Hoover was not gregarious publicly but his friendships were life-long. He disliked attention, including both criticism and praise. The president did not like crowds, delivering speeches, or fundraising; he was inner-directed. These traits are common to Quakers such as Hoover, but rare in politicians. He did not buy votes with patronage and he lacked some of the ruthlessness needed to compete in modern American politics. As a politician, he did not seek to win at all costs. Anyone elected in 1928 would have been blamed for the catastrophe that became the Great Depression and probably defeated in 1932. Hoover was a strong, activist president, yet he was not Franklin D. Roosevelt writ small. He believed in personal responsibility, thrift, self-sufficiency, balanced budgets during ordinary times (though not in extenuating times), decentralization, and separation of powers. Government aid should be available, but as a last resort rather than a first resort. In many respects, Hoover’s philosophy was more personal than political. He thought outside of the box and borrowed from classical liberalism, practical idealism, moderate conservatism, and the Progressive movement. Hoover was no lover of bigness, whether big government, big business, big fortunes, or a big military establishment. He believed in the Quaker axiom of equality of opportunity.
Hoover believed in aggressive government initiatives when the situation demanded it. Yet the bureaucracy created to solve temporary problems should be temporary, not the closest thing on earth to eternal life. If there was a need, he wanted problems to be solved in the simplest, most humane manner possible. He lived by the Quaker creed that all men are brothers. He did not believe either the rich or the poor were inherently predatory and resisted demonizing them. The GOP president felt it was possible to be both kind and gentle as well as tough and smart.
Hoover, the Quaker, perceived some of the dangers of the welfare state and entitlements long before Ronald Reagan made it fashionable. He mitigated the depression but did not end it. His administration was not a total failure but an incomplete success. By that standard, the New Deal too, was an incomplete success.
The case for Hoover’s place in world history lies not simply in what he did but in who he was. If character counts, which it does, Hoover will be among the meek who inherit the earth. He was not a great president, but he was a great man. More importantly, he was a good man. He never cheated his maker. In fact, he never cheated anyone.
Glen Jeansonne taught American history at the University of Wisconsin-Milwaukee for 37 years. He has published sixty articles, 170 book reviews, and fourteen books, most recently Herbert Hoover: A Life (2016).
George H. Nash, “Herbert Hoover: Political Orphan,” in Timothy Walch, ed., Uncommon Americans: Lives and Legacies of Herbert and Lou Henry Hoover (2003), 16.

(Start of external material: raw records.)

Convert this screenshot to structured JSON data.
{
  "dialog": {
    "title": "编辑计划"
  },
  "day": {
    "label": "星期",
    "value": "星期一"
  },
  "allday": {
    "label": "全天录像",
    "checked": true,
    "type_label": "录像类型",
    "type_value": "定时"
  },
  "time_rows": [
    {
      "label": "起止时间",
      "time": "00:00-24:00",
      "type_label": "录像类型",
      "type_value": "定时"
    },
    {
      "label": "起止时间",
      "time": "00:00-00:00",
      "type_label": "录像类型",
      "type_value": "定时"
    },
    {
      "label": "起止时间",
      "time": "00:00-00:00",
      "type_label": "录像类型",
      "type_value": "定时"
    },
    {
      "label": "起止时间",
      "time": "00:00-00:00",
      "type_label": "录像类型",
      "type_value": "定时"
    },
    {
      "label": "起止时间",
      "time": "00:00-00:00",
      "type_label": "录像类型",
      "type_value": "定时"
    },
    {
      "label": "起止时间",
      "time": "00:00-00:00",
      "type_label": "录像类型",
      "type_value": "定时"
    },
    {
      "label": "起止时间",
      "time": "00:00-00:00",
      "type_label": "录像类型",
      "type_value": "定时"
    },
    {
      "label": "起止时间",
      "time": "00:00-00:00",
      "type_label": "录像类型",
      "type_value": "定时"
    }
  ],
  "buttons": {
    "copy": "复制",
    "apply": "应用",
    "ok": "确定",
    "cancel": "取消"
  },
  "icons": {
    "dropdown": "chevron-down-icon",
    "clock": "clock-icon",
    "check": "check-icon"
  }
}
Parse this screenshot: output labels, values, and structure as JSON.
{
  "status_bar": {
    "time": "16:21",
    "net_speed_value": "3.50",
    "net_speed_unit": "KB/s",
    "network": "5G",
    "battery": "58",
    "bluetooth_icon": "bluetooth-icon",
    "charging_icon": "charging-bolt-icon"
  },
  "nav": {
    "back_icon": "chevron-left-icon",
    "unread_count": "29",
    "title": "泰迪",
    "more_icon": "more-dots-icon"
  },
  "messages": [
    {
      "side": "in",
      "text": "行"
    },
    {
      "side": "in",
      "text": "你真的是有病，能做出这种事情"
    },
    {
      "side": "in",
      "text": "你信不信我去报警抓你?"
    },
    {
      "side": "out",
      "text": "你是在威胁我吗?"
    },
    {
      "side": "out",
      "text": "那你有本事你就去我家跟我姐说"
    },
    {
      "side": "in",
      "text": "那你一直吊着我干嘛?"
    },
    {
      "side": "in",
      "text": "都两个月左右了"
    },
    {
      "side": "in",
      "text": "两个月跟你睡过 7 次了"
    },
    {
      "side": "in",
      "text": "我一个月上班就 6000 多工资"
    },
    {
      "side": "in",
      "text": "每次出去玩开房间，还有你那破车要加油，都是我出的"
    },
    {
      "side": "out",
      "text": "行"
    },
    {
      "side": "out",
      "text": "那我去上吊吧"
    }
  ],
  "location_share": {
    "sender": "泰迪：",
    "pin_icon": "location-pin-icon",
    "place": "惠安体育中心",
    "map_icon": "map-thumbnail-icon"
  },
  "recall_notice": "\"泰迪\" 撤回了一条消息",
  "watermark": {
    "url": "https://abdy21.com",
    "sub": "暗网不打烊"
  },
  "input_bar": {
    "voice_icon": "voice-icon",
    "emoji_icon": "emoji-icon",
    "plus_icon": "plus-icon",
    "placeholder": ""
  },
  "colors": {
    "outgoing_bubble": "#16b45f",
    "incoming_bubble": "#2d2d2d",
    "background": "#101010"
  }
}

For Hoover’s abysmal standing in the CNN Poll of 2008, see West Branch Times, March 5, 2009. The Times, his home town newspaper, devoted nearly its entire front page to the poll.
Gary Dean Best, “The Hoover-for-President Boom of 1920,” Mid-America, 35 (Oct., 1971), 227–32; Joan Hoff Wilson, Herbert Hoover: Forgotten Progressive, (1975), 78-80, 885-86, 103-105, 110-114; David Burner, Herbert Hoover: A Public Life (1979), 166–67.

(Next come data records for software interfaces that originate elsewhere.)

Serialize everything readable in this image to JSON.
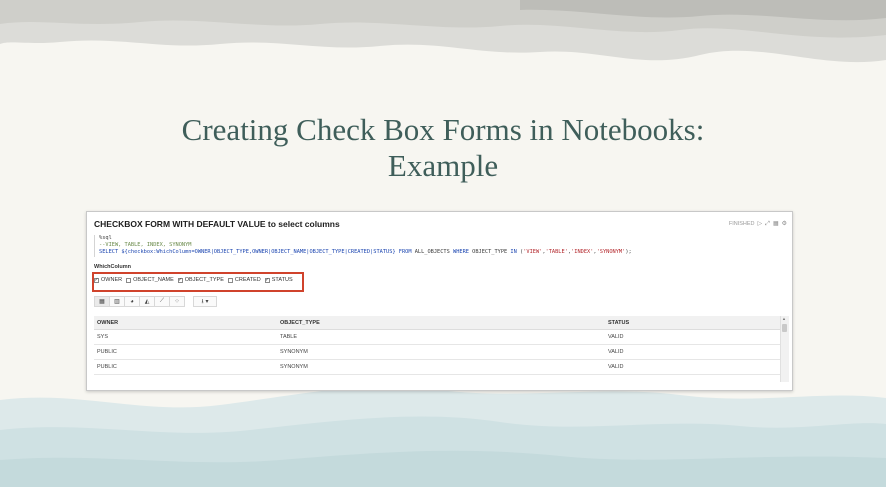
{
  "slide": {
    "title_line1": "Creating Check Box Forms in Notebooks:",
    "title_line2": "Example"
  },
  "paragraph": {
    "title": "CHECKBOX FORM WITH DEFAULT VALUE to select columns",
    "status": "FINISHED",
    "code": {
      "line1": "%sql",
      "line2": "--VIEW, TABLE, INDEX, SYNONYM",
      "line3_pre": "SELECT ${checkbox:WhichColumn=OWNER|OBJECT_TYPE,OWNER|OBJECT_NAME|OBJECT_TYPE|CREATED|STATUS} ",
      "line3_from": "FROM",
      "line3_mid": " ALL_OBJECTS ",
      "line3_where": "WHERE",
      "line3_col": " OBJECT_TYPE ",
      "line3_in": "IN",
      "line3_open": " (",
      "line3_v1": "'VIEW'",
      "line3_v2": "'TABLE'",
      "line3_v3": "'INDEX'",
      "line3_v4": "'SYNONYM'",
      "line3_close": ");"
    },
    "form": {
      "label": "WhichColumn",
      "checkboxes": [
        {
          "label": "OWNER",
          "checked": true
        },
        {
          "label": "OBJECT_NAME",
          "checked": false
        },
        {
          "label": "OBJECT_TYPE",
          "checked": true
        },
        {
          "label": "CREATED",
          "checked": false
        },
        {
          "label": "STATUS",
          "checked": true
        }
      ]
    },
    "result": {
      "columns": [
        "OWNER",
        "OBJECT_TYPE",
        "STATUS"
      ],
      "rows": [
        [
          "SYS",
          "TABLE",
          "VALID"
        ],
        [
          "PUBLIC",
          "SYNONYM",
          "VALID"
        ],
        [
          "PUBLIC",
          "SYNONYM",
          "VALID"
        ]
      ]
    }
  },
  "colors": {
    "title": "#3f5e5a",
    "highlight_border": "#d0432c",
    "background": "#f7f6f1"
  }
}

Herbert Hoover, The Memoirs of Herbert Hoover, Vol. 2, The Cabinet and the Presidency, 1929–1933, (1951), 223; Ray Lyman Wilbur, The Memoirs of Ray Lyman Wilbur, eds. Edgar Eugene Robinson and Paul Carroll Edwards (1960), 442–48; James Stuart Olson, Hoover and the Reconstruction Finance Corporation, 1931–1933 (1977), 3–32, 50.